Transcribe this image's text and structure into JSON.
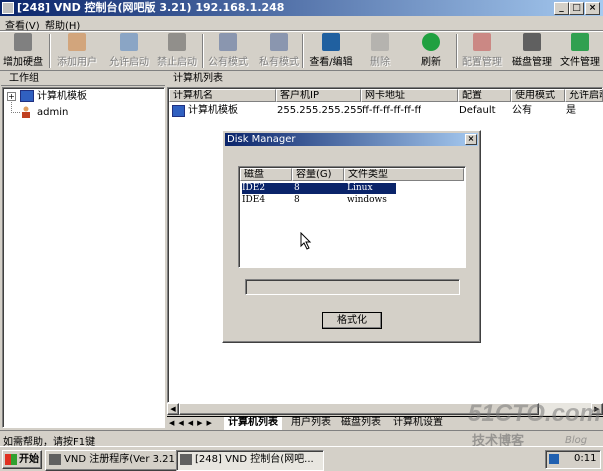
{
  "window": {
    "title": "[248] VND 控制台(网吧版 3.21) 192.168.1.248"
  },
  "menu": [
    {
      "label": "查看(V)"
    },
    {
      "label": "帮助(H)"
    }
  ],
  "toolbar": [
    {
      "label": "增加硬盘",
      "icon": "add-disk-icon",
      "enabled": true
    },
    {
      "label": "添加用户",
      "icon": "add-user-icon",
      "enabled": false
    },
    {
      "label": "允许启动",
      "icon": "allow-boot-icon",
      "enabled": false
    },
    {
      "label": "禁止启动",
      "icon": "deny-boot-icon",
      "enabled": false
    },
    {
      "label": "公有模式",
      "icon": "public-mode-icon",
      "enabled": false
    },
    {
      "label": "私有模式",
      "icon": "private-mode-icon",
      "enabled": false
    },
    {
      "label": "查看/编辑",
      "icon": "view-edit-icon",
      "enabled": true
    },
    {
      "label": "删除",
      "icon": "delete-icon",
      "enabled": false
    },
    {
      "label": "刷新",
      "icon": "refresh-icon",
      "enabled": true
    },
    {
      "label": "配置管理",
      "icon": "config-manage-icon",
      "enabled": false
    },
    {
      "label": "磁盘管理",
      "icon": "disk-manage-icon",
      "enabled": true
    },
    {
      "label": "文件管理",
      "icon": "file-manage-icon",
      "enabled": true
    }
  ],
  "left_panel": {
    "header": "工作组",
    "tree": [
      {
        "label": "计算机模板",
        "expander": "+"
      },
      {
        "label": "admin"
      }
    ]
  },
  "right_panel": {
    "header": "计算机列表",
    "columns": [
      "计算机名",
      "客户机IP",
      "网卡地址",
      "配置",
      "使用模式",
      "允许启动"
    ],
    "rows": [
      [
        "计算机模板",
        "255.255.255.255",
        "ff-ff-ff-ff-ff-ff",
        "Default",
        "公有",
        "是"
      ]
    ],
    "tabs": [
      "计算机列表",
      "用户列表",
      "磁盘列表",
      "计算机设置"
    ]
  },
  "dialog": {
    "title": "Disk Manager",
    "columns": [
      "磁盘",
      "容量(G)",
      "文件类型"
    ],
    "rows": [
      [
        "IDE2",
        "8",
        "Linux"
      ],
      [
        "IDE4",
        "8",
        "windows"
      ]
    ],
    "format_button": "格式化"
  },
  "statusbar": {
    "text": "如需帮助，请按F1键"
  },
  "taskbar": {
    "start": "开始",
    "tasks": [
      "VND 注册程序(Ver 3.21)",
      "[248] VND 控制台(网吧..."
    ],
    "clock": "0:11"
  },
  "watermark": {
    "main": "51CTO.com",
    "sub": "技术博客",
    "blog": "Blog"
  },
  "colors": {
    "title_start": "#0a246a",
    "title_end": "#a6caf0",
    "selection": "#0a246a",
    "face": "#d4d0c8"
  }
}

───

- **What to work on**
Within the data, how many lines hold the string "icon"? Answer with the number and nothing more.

- **Solution to this exercise**
12